>>>>>

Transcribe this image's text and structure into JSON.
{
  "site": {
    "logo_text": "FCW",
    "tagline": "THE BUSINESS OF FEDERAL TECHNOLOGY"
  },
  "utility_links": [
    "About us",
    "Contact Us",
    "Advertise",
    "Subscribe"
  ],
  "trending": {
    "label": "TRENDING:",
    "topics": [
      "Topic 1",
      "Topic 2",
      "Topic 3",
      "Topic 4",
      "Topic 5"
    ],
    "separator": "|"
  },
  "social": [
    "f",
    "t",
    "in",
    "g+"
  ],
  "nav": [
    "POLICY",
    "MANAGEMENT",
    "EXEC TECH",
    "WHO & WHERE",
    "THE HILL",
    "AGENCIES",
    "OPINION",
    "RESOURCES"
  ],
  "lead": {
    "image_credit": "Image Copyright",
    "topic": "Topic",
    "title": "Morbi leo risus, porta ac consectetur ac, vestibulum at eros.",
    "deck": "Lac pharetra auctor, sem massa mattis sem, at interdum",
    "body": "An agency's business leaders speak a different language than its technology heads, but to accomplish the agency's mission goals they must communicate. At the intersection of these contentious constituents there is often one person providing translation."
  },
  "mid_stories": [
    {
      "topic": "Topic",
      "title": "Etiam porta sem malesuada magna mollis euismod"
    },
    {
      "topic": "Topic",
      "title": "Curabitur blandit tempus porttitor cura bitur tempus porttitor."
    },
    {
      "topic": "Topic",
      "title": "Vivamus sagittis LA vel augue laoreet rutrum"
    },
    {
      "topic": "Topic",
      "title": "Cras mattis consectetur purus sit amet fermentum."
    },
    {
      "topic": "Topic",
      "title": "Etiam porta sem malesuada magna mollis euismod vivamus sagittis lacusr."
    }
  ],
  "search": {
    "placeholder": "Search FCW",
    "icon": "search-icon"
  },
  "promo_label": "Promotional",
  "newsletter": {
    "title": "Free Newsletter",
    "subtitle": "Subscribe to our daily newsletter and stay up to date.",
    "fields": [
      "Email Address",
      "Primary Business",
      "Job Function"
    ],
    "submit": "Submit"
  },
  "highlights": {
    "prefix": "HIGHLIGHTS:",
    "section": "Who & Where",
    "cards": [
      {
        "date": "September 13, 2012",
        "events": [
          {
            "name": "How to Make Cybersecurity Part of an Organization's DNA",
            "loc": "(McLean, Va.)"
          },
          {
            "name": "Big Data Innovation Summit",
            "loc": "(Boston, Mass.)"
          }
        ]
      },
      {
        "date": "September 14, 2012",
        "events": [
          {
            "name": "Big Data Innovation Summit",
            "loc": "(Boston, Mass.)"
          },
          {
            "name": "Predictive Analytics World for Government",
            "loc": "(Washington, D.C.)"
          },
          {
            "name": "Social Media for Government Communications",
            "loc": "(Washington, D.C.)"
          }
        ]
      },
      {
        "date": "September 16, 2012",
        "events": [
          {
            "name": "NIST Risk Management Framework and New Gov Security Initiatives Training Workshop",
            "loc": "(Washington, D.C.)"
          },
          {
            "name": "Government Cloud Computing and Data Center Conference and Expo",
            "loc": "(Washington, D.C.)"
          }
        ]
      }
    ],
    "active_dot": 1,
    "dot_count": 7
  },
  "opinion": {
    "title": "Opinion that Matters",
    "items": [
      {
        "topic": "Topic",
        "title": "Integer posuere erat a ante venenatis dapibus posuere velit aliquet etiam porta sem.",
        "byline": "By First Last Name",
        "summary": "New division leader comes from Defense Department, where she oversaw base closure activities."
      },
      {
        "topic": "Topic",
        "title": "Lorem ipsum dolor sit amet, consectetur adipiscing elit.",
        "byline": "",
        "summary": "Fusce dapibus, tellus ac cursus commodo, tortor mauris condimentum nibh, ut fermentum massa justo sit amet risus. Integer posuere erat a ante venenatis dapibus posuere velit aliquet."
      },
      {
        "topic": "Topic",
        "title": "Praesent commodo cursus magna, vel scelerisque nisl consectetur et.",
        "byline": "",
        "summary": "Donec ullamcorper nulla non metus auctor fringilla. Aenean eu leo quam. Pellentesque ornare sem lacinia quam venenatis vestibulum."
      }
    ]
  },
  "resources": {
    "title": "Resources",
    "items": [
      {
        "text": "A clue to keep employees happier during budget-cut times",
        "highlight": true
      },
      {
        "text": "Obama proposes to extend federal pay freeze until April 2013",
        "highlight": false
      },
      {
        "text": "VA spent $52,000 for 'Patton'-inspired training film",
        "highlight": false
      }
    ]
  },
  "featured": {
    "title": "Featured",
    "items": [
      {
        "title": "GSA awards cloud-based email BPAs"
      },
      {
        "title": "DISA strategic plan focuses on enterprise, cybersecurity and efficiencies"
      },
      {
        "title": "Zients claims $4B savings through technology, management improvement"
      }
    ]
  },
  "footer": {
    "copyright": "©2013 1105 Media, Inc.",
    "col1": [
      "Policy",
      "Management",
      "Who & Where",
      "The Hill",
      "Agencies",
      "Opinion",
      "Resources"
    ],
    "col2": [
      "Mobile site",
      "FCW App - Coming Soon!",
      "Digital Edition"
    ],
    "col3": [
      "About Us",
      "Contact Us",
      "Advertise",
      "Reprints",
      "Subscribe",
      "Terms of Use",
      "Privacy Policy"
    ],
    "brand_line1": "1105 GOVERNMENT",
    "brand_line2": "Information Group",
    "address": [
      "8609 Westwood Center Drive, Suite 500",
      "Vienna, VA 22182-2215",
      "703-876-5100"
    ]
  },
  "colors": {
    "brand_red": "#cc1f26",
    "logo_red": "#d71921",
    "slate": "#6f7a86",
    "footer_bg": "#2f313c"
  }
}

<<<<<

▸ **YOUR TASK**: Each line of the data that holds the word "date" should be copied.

▸ **TASK RESPONSE**:
    "subtitle": "Subscribe to our daily newsletter and stay up to date.",
        "date": "September 13, 2012",
        "date": "September 14, 2012",
        "date": "September 16, 2012",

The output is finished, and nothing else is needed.